I know the Scarborough contingent, only too well......used to work with 'em........A right pair of "know nowt, shirt lifters" if ever there was......:D

Nice one lads.............:thumb :)
Day Twelve.

Today is a rest day or a please yourself day. Steve D, Tony and Andy set off for the coast. Dean decided to do some fettling on his Africa Twin (still trying to track down a persistent rattle), Diane opted for the pool, Bill, Wayne, Ken and Steve M went for a local ride to look at some pistes.

Bill and co returned later in the day and reported a must-do piste through a veritable oasis.

Late afternoon, Bill, Diane and myself set out for the Blue Rocks, accompanied by Deane on his bike. On the way we'd see 'Napoleon's Hat' a rock formation that is said to resemble the little Corsican's preferred titfer.


Not all the rocks are blue.


Some are more blue than others.


Some are a bit weather worn now.

Apparently a Frenchman who fancied himself as an Avante Gard artist decided that it would be a whizzo idea to paint some rocks.

Unfortunately for him, he wasn't hailed as the next Matisse or Renoir mainly because his art was difficult to hang on your wall over the fireplace!

I expect that the colours were much more vibrant when first applied but they are getting more difficult to see at a distance.




Napoleon's hat (apparently :nenau).


We had another excellent meal in the hotel and made plans to ride the piste through the palms that Bill and the others had found before our next stage of the trip.
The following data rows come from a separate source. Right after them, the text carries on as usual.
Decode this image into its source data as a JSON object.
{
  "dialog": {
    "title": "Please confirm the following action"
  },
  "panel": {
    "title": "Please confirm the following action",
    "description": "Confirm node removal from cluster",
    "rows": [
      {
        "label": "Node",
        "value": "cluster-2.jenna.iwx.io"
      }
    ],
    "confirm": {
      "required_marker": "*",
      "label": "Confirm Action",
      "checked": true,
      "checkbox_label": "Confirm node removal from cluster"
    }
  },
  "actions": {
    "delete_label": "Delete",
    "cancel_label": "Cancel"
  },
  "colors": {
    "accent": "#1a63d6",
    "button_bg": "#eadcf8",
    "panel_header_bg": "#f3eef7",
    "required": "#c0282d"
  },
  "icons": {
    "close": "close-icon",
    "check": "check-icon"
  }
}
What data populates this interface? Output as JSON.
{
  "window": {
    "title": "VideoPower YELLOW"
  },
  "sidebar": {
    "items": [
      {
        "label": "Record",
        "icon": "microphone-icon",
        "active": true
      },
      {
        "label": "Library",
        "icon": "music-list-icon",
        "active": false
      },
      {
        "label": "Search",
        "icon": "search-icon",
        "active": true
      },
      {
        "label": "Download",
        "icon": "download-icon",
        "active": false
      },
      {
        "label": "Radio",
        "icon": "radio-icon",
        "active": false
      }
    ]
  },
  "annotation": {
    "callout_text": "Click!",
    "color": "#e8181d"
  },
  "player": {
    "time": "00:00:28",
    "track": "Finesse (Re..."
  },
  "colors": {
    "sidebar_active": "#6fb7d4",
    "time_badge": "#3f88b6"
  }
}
As Ken had ridden the piste today, I would get a chance to ride the 1100GS before reverting to the Land Rover duties.

One other thing. This evening another guided group turned-up at the hotel. They were French and all were riding Suzuki 250's (?) supplied by the tour company. They seemed very subdued by the sight of all the UK registered lardy dual-sport machines covered in mud and dust. Their morale took a steeper dive when they asked where our group had been and the answer was "everywhere you have been; and one has a pillion!" :D

Top Bottom